By Carol Zimmermann
Catholic News Service
WASHINGTON (CNS) — The U.S. Supreme Court, with just weeks to go in its current term, has yet to release major decisions on two issues of concern to the Catholic Church: immigration and abortion.
The immigration ruling will determine the legal status of more than 4 million people who are currently protected from deportation by President Barack Obama’s executive actions on immigration policy, actions that have been challenged by 26 states.
At issue in United States v. Texas, argued before the court in April, are Obama’s 2014 expansion of a 2012 program known as Deferred Action for Childhood Arrivals, or DACA, and creation of the Deferred Action for Parents of Americans and Lawful Permanent Residents, known as DAPA.
The programs had been put on hold last November by the 5th U.S. Circuit Court of Appeals in New Orleans, upholding a Texas-based federal judge’s injunction against the executive actions.
The states suing the federal government claim the president went too far and was not just putting a temporary block on deportations, but giving immigrants in the country without legal permission a "lawful presence" that enables them to qualify for Social Security and Medicare benefits.
U.S. Solicitor General Donald B. Verrilli Jr., defending the government, said the "pressing human concern" was to avoid breaking up families of U.S. citizen children, something echoed by the U.S. Conference of Catholic Bishops, Catholic Legal Immigration Network Inc., or CLINIC, and at least three Catholic colleges, which joined in a brief with more than 75 education and children’s advocacy organizations.
If the court’s decision is a 4-4 split, it would leave in place the appeals court ruling blocking the Obama administration’s plan.
In a recent update to the case, U.S. District Judge Andrew S. Hanen of Brownsville, Texas, June 7 postponed a sweeping order he issued in May that would have required that Department of Justice lawyers working on the case to attend ethics courses.

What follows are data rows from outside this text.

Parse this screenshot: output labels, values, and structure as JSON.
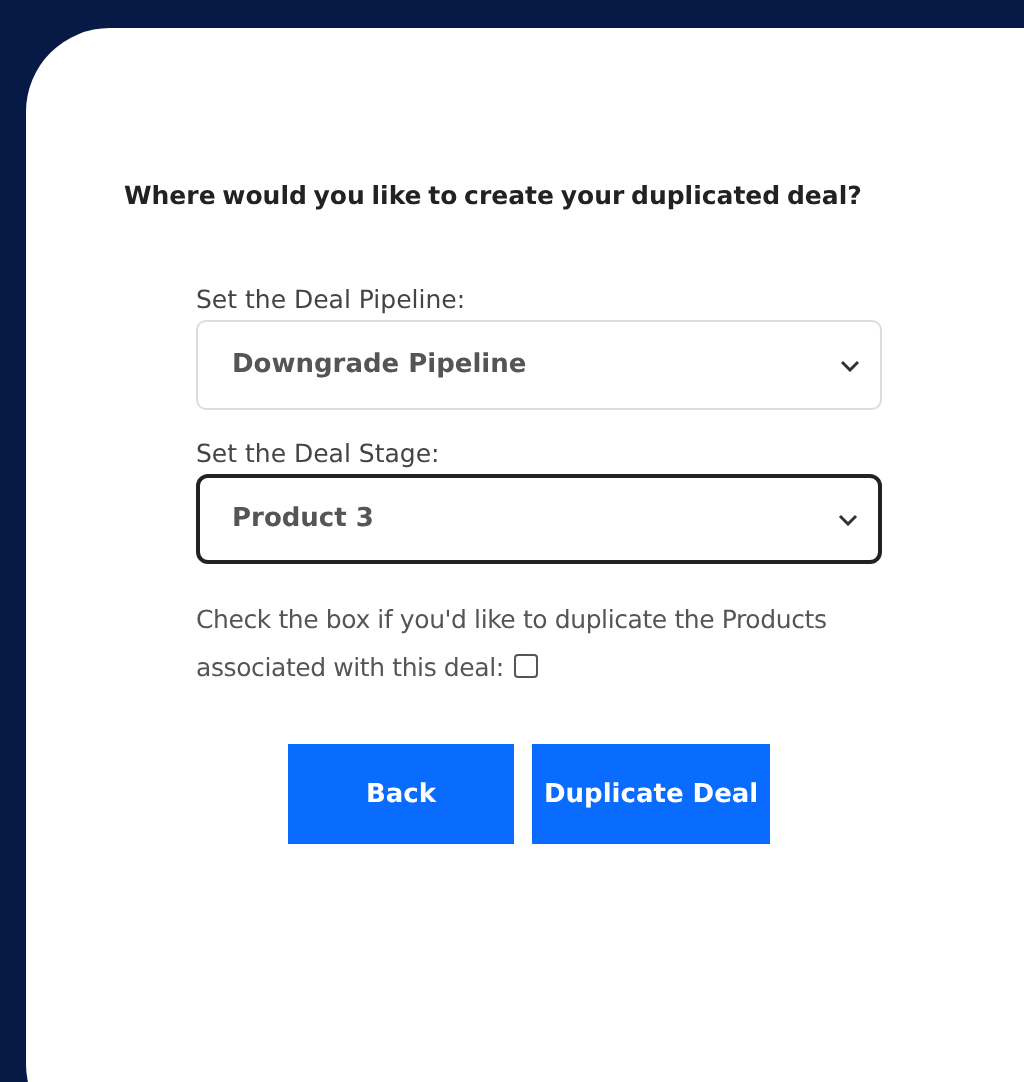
{
  "dialog": {
    "question": "Where would you like to create your duplicated deal?",
    "fields": [
      {
        "label": "Set the Deal Pipeline:",
        "value": "Downgrade Pipeline",
        "focused": false
      },
      {
        "label": "Set the Deal Stage:",
        "value": "Product 3",
        "focused": true
      }
    ],
    "checkbox": {
      "label": "Check the box if you'd like to duplicate the Products associated with this deal:",
      "checked": false
    },
    "buttons": [
      "Back",
      "Duplicate Deal"
    ]
  }
}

The judge gave no explanation for the revised order and simply delayed it until Aug. 22 when he will hold a status conference. Scotusblog.com, a blog on the U.S. Supreme Court, noted that his action clears the way for the court to rule on immigration policy without a distraction.
The other major case awaiting a court decision concerns abortion clinics. In March, the court heard oral arguments in its first abortion case in nine years: Whole Woman’s Health v. Hellerstedt. The case is a challenge by Texas abortion clinics to a 2013 state law that requires them to comply with standards of ambulatory surgical centers and their doctors to have admitting privileges at local hospitals.
Opponents of the law say its requirements are aimed at closing abortion clinics and have created an "undue burden" on women who want an abortion; the state maintains the law is protecting women’s health.
The USCCB and other religious groups submitted a joint friend of the court brief in the case supporting the Texas law. The brief said the Supreme Court has held since Roe v. Wade, the landmark 1973 case legalizing abortion in the U.S., that states may enforce standards regarding the qualifications of doctors who perform abortions and the conditions of facilities in which abortions are carried out.
If the justices vote 4-4 in a decision on this case, they will uphold a lower court’s decision approving the Texas law, but the case would not set a national precedent. The predicted vote was not clear-cut since Justice Antonin Scalia, who died in February, regularly voted to uphold limitations on abortion and was expected to have provided the fifth vote to uphold the Texas requirements for abortion clinics.
Another option is that the court could send the case back to the lower courts to get a clearer picture of how the law affects local clinics.
Rulings in both cases will be announced by the end of June.